───── Material for the task
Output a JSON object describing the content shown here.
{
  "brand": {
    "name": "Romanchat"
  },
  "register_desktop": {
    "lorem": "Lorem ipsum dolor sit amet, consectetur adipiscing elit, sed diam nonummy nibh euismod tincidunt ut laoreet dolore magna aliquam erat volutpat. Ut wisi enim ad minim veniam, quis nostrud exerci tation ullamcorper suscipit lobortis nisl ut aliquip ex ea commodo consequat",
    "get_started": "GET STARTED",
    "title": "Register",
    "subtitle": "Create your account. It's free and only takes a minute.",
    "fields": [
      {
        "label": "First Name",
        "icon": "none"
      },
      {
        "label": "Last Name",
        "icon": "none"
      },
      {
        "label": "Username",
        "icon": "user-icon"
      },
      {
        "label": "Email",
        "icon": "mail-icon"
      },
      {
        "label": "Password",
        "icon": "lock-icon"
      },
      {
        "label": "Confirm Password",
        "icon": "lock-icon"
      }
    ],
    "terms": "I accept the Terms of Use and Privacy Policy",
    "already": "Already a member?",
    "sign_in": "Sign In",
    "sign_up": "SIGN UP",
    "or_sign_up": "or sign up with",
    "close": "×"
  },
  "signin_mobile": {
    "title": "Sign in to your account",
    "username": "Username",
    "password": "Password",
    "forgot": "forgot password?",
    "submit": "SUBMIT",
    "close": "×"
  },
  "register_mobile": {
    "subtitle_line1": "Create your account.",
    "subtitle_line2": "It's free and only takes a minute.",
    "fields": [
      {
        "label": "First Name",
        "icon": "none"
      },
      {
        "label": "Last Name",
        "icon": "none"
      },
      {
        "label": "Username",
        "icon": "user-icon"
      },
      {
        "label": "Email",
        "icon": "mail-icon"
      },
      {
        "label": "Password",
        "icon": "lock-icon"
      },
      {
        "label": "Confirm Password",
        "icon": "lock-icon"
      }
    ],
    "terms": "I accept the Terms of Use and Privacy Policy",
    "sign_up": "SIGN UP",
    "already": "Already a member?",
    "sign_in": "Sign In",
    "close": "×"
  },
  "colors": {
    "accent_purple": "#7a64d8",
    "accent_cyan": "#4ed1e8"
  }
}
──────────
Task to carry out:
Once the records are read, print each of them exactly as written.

Response box:
Output a JSON object describing the content shown here.
{
  "brand": {
    "name": "Romanchat"
  },
  "register_desktop": {
    "lorem": "Lorem ipsum dolor sit amet, consectetur adipiscing elit, sed diam nonummy nibh euismod tincidunt ut laoreet dolore magna aliquam erat volutpat. Ut wisi enim ad minim veniam, quis nostrud exerci tation ullamcorper suscipit lobortis nisl ut aliquip ex ea commodo consequat",
    "get_started": "GET STARTED",
    "title": "Register",
    "subtitle": "Create your account. It's free and only takes a minute.",
    "fields": [
      {
        "label": "First Name",
        "icon": "none"
      },
      {
        "label": "Last Name",
        "icon": "none"
      },
      {
        "label": "Username",
        "icon": "user-icon"
      },
      {
        "label": "Email",
        "icon": "mail-icon"
      },
      {
        "label": "Password",
        "icon": "lock-icon"
      },
      {
        "label": "Confirm Password",
        "icon": "lock-icon"
      }
    ],
    "terms": "I accept the Terms of Use and Privacy Policy",
    "already": "Already a member?",
    "sign_in": "Sign In",
    "sign_up": "SIGN UP",
    "or_sign_up": "or sign up with",
    "close": "×"
  },
  "signin_mobile": {
    "title": "Sign in to your account",
    "username": "Username",
    "password": "Password",
    "forgot": "forgot password?",
    "submit": "SUBMIT",
    "close": "×"
  },
  "register_mobile": {
    "subtitle_line1": "Create your account.",
    "subtitle_line2": "It's free and only takes a minute.",
    "fields": [
      {
        "label": "First Name",
        "icon": "none"
      },
      {
        "label": "Last Name",
        "icon": "none"
      },
      {
        "label": "Username",
        "icon": "user-icon"
      },
      {
        "label": "Email",
        "icon": "mail-icon"
      },
      {
        "label": "Password",
        "icon": "lock-icon"
      },
      {
        "label": "Confirm Password",
        "icon": "lock-icon"
      }
    ],
    "terms": "I accept the Terms of Use and Privacy Policy",
    "sign_up": "SIGN UP",
    "already": "Already a member?",
    "sign_in": "Sign In",
    "close": "×"
  },
  "colors": {
    "accent_purple": "#7a64d8",
    "accent_cyan": "#4ed1e8"
  }
}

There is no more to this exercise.